Given America’s propensity to act recklessly why should sovereign wealth funds continue to invest here without the protection of sovereign immunity? Why should any nation expect America to act in good faith?
Today, Congress, realizing they acted improvidently, is looking for a morning-after pill.
Majority Leader McConnell and Speaker Ryan acknowledged that Congress may need to “fix” the legislation. After the override 28 Senators, led by Bob Corker, sent a letter to Senators Schumer and Cornyn asking for a make-over < http://tinyurl.com/zq8ew9g >.
Sen. Jeanne Shaheen’s one of the 28. Not so, Sen. Kelly Ayotte, who must like it?
“We didn’t pay much attention to this,” Sen. Dianne Feinstein said.”And boy is that ever a lesson learned.”
Fix it quickly – I’ve read that there’re Iraqis already preparing to bring suit against America and individual Americans for our illegal invasion of Iraq.
Hmmm, consider those American drones that killed civilians at funerals and weddings in Afghanistan, Pakistan and Yemen – and consider what options might now be available to Palestinian victims of American weapons provided to Israel’s IDF and police.
Hmmm, maybe we should consider the victims of those IRA terrorists who bought arms with money raised in South Boston bars.
Consider, one person’s freedom fighter may be another person’s terrorist – or victim.
In overriding Obama’s veto Congress ignored the fact that, as White House spokesman Josh Ernest said, “[Congress’s own independent, bipartisan 9/11 Commission Report] concluded that they were not able to find any evidence that the Saudi government as an institution or that any senior Saudi government official were knowingly supportive of the 9/11 plotters.”
Even within the once-classified “28 pages” one cannot find Saudi complicity. There’s no evidence, but JASTA’s deed is done.
Congress has decided to let federal courts decide who’s complicit, who’s not – and potential repercussions against Americans be damned. Tort lawyers will shop for friendly jurisdictions to make their cases, playing on fear, sympathies, prejudices – and ignorance.
Saudi Arabia will be sued, and will probably lose in court. Eventually, decisions will be appealed and JASTA probably overturned.

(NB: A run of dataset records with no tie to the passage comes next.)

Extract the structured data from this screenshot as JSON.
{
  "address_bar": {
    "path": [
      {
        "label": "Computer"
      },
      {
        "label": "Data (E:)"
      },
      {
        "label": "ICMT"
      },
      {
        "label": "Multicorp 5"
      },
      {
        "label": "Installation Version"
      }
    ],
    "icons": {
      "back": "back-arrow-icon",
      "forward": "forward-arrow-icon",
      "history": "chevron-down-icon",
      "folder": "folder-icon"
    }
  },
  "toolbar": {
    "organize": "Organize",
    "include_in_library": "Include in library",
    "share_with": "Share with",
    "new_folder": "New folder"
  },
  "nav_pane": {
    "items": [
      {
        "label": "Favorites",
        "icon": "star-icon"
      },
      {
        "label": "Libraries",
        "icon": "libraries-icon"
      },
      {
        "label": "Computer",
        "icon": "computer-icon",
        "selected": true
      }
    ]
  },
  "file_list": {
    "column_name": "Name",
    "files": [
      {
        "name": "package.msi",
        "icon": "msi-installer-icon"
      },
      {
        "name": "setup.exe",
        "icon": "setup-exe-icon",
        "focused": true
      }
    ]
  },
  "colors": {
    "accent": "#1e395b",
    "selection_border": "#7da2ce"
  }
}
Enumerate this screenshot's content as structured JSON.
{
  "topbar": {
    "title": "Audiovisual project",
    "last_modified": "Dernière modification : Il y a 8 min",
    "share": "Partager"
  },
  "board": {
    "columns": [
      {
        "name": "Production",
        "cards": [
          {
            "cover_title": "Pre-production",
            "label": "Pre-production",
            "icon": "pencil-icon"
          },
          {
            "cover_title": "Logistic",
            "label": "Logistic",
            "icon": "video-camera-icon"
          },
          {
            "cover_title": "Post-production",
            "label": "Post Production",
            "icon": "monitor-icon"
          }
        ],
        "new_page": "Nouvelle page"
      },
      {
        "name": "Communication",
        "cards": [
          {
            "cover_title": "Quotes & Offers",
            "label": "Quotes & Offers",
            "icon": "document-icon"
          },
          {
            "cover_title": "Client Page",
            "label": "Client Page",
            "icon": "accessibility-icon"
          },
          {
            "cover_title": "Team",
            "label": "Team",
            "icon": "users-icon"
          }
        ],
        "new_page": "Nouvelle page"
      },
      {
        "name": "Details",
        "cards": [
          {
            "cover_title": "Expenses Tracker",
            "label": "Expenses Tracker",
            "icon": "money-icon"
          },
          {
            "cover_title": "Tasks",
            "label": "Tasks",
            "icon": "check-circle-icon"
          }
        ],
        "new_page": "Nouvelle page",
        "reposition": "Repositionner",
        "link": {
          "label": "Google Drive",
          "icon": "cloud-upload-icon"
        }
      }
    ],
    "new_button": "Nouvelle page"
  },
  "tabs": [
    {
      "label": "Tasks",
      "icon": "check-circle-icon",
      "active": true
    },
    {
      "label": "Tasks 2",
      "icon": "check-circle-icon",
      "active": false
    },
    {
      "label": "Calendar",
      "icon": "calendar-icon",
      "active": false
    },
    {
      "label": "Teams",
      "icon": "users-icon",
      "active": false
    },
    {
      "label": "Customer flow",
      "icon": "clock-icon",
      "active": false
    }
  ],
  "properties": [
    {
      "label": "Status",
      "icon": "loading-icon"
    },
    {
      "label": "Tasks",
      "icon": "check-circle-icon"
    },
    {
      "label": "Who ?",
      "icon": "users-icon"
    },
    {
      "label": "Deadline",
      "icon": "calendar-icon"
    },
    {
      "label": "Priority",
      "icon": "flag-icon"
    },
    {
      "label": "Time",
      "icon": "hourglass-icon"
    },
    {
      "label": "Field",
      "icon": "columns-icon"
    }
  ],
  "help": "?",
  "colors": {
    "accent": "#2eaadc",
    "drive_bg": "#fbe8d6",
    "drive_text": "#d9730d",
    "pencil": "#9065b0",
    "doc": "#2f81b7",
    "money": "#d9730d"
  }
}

The families will again feel betrayed, American relationships with some allies will be further strained, if not ruptured, and, as usual, lawyers will profit regardless of outcome.
Defending “our ideals” and “reaffirming our character as a nation,” as Obama recently said, means not submitting to prejudice and hysteria and to the political machinations of tort lawyers and opportunistic politicians who’re exploiting the grief of 9/11 families and our nation’s fears to lead America down a path that jeopardizes our national security interests.
“It’s a dangerous precedent and it’s an example why sometimes you have to do what’s hard,” Obama said. “And frankly I wish Congress had done what’s hard…”
Hmmmm, when’s the last time that happened?
We all deserve better.